→ TASK STATEMENT: Restate all of the following data exactly, keeping any images out of the copy.

→ AVAILABLE RECORDS:
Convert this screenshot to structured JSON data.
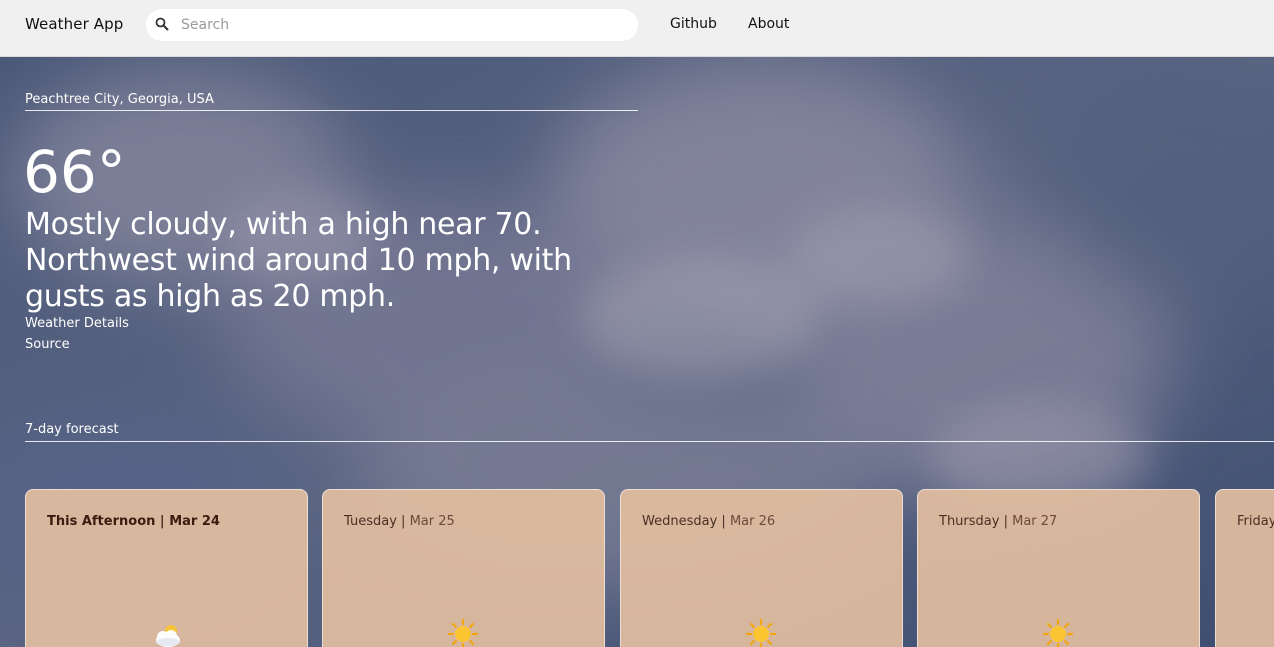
{
  "app": {
    "title": "Weather App"
  },
  "search": {
    "placeholder": "Search",
    "value": ""
  },
  "nav": {
    "github": "Github",
    "about": "About"
  },
  "current": {
    "location": "Peachtree City, Georgia, USA",
    "temperature": "66°",
    "summary": "Mostly cloudy, with a high near 70. Northwest wind around 10 mph, with gusts as high as 20 mph.",
    "details_link": "Weather Details",
    "source_link": "Source"
  },
  "forecast": {
    "title": "7-day forecast",
    "separator": "|",
    "days": [
      {
        "name": "This Afternoon",
        "date": "Mar 24",
        "icon": "partly-cloudy-icon"
      },
      {
        "name": "Tuesday",
        "date": "Mar 25",
        "icon": "sun-icon"
      },
      {
        "name": "Wednesday",
        "date": "Mar 26",
        "icon": "sun-icon"
      },
      {
        "name": "Thursday",
        "date": "Mar 27",
        "icon": "sun-icon"
      },
      {
        "name": "Friday",
        "date": "",
        "icon": ""
      }
    ]
  },
  "colors": {
    "topbar": "#f0f0f0",
    "sky": "#485676",
    "card": "#e2bea0",
    "card_text": "#4a2f22"
  }
}
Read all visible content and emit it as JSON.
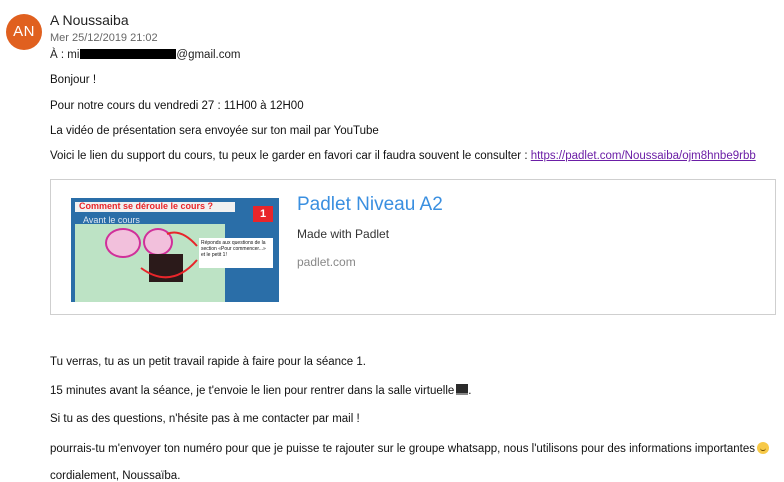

→ THE ANSWER:
Convert this screenshot to structured JSON data.
{
  "app": {
    "title": "Weather App"
  },
  "search": {
    "placeholder": "Search",
    "value": ""
  },
  "nav": {
    "github": "Github",
    "about": "About"
  },
  "current": {
    "location": "Peachtree City, Georgia, USA",
    "temperature": "66°",
    "summary": "Mostly cloudy, with a high near 70. Northwest wind around 10 mph, with gusts as high as 20 mph.",
    "details_link": "Weather Details",
    "source_link": "Source"
  },
  "forecast": {
    "title": "7-day forecast",
    "separator": "|",
    "days": [
      {
        "name": "This Afternoon",
        "date": "Mar 24",
        "icon": "partly-cloudy-icon"
      },
      {
        "name": "Tuesday",
        "date": "Mar 25",
        "icon": "sun-icon"
      },
      {
        "name": "Wednesday",
        "date": "Mar 26",
        "icon": "sun-icon"
      },
      {
        "name": "Thursday",
        "date": "Mar 27",
        "icon": "sun-icon"
      },
      {
        "name": "Friday",
        "date": "",
        "icon": ""
      }
    ]
  },
  "colors": {
    "topbar": "#f0f0f0",
    "sky": "#485676",
    "card": "#e2bea0",
    "card_text": "#4a2f22"
  }
}
Read all visible content and emit it as JSON.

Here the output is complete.